Content starts

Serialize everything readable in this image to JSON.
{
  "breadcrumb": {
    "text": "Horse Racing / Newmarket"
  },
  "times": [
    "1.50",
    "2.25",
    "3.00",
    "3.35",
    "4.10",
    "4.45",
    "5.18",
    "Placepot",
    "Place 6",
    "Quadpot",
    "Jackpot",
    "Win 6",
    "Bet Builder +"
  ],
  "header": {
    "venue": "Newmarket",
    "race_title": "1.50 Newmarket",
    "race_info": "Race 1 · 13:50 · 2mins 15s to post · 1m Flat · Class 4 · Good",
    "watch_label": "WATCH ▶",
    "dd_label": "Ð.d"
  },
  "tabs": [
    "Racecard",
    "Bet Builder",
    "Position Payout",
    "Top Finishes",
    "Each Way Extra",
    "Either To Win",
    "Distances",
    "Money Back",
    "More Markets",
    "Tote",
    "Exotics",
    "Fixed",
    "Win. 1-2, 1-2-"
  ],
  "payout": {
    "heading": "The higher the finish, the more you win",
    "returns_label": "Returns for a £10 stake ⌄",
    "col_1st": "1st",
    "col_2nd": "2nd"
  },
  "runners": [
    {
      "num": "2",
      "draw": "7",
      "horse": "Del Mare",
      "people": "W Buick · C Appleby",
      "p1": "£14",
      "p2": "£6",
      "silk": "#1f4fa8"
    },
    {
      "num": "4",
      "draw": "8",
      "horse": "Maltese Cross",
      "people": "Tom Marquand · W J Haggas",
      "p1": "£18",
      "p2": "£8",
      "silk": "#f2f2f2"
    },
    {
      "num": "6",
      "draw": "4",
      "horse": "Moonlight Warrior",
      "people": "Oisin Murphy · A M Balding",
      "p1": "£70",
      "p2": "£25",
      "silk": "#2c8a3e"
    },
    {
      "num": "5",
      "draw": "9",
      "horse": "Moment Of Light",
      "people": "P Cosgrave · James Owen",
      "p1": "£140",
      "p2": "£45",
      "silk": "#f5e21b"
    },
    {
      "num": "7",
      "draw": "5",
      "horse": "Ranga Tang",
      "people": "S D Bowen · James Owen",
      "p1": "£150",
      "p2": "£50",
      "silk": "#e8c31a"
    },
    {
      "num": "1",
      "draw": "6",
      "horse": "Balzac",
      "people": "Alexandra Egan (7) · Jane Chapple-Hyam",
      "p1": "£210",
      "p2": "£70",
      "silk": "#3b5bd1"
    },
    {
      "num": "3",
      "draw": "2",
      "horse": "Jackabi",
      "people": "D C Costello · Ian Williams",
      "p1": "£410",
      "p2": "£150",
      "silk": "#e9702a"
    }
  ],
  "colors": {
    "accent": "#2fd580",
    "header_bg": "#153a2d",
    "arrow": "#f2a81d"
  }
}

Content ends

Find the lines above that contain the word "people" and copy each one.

Task output »
      "people": "W Buick · C Appleby",
      "people": "Tom Marquand · W J Haggas",
      "people": "Oisin Murphy · A M Balding",
      "people": "P Cosgrave · James Owen",
      "people": "S D Bowen · James Owen",
      "people": "Alexandra Egan (7) · Jane Chapple-Hyam",
      "people": "D C Costello · Ian Williams",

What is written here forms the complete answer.